__Task item__. Would you print the records below without changing anything?

Data records for software interfaces:
== == ==
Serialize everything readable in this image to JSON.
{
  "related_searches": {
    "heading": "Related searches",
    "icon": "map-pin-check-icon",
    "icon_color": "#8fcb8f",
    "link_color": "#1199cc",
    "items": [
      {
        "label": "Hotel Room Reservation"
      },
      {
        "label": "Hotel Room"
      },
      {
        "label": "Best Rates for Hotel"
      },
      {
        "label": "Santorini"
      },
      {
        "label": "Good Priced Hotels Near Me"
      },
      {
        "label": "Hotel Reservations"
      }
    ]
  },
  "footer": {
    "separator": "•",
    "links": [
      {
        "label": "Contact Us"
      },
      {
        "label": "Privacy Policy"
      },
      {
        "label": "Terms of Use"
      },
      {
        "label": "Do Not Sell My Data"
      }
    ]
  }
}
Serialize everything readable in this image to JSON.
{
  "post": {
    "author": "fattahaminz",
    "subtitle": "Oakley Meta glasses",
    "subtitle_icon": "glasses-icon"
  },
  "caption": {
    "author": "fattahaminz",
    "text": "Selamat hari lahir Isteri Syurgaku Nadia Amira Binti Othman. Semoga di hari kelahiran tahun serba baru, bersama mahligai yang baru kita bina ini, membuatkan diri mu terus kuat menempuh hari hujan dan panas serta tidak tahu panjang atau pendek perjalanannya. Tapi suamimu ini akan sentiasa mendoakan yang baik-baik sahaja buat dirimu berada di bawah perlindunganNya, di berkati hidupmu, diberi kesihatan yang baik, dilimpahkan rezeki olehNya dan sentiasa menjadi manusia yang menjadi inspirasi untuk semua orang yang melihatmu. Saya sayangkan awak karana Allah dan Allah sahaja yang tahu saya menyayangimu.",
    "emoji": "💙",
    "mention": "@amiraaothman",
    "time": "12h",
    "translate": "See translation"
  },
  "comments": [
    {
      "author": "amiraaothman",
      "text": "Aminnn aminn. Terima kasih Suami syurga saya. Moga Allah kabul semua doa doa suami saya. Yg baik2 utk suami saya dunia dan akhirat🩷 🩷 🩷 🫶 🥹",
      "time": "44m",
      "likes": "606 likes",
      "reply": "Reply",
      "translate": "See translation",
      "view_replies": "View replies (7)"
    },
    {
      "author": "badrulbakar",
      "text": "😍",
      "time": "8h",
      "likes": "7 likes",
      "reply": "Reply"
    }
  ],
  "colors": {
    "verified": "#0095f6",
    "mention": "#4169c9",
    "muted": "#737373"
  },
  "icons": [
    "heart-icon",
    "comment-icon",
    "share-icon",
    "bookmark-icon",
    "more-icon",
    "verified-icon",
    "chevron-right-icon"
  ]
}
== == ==
__Task answer__.
Serialize everything readable in this image to JSON.
{
  "related_searches": {
    "heading": "Related searches",
    "icon": "map-pin-check-icon",
    "icon_color": "#8fcb8f",
    "link_color": "#1199cc",
    "items": [
      {
        "label": "Hotel Room Reservation"
      },
      {
        "label": "Hotel Room"
      },
      {
        "label": "Best Rates for Hotel"
      },
      {
        "label": "Santorini"
      },
      {
        "label": "Good Priced Hotels Near Me"
      },
      {
        "label": "Hotel Reservations"
      }
    ]
  },
  "footer": {
    "separator": "•",
    "links": [
      {
        "label": "Contact Us"
      },
      {
        "label": "Privacy Policy"
      },
      {
        "label": "Terms of Use"
      },
      {
        "label": "Do Not Sell My Data"
      }
    ]
  }
}
Serialize everything readable in this image to JSON.
{
  "post": {
    "author": "fattahaminz",
    "subtitle": "Oakley Meta glasses",
    "subtitle_icon": "glasses-icon"
  },
  "caption": {
    "author": "fattahaminz",
    "text": "Selamat hari lahir Isteri Syurgaku Nadia Amira Binti Othman. Semoga di hari kelahiran tahun serba baru, bersama mahligai yang baru kita bina ini, membuatkan diri mu terus kuat menempuh hari hujan dan panas serta tidak tahu panjang atau pendek perjalanannya. Tapi suamimu ini akan sentiasa mendoakan yang baik-baik sahaja buat dirimu berada di bawah perlindunganNya, di berkati hidupmu, diberi kesihatan yang baik, dilimpahkan rezeki olehNya dan sentiasa menjadi manusia yang menjadi inspirasi untuk semua orang yang melihatmu. Saya sayangkan awak karana Allah dan Allah sahaja yang tahu saya menyayangimu.",
    "emoji": "💙",
    "mention": "@amiraaothman",
    "time": "12h",
    "translate": "See translation"
  },
  "comments": [
    {
      "author": "amiraaothman",
      "text": "Aminnn aminn. Terima kasih Suami syurga saya. Moga Allah kabul semua doa doa suami saya. Yg baik2 utk suami saya dunia dan akhirat🩷 🩷 🩷 🫶 🥹",
      "time": "44m",
      "likes": "606 likes",
      "reply": "Reply",
      "translate": "See translation",
      "view_replies": "View replies (7)"
    },
    {
      "author": "badrulbakar",
      "text": "😍",
      "time": "8h",
      "likes": "7 likes",
      "reply": "Reply"
    }
  ],
  "colors": {
    "verified": "#0095f6",
    "mention": "#4169c9",
    "muted": "#737373"
  },
  "icons": [
    "heart-icon",
    "comment-icon",
    "share-icon",
    "bookmark-icon",
    "more-icon",
    "verified-icon",
    "chevron-right-icon"
  ]
}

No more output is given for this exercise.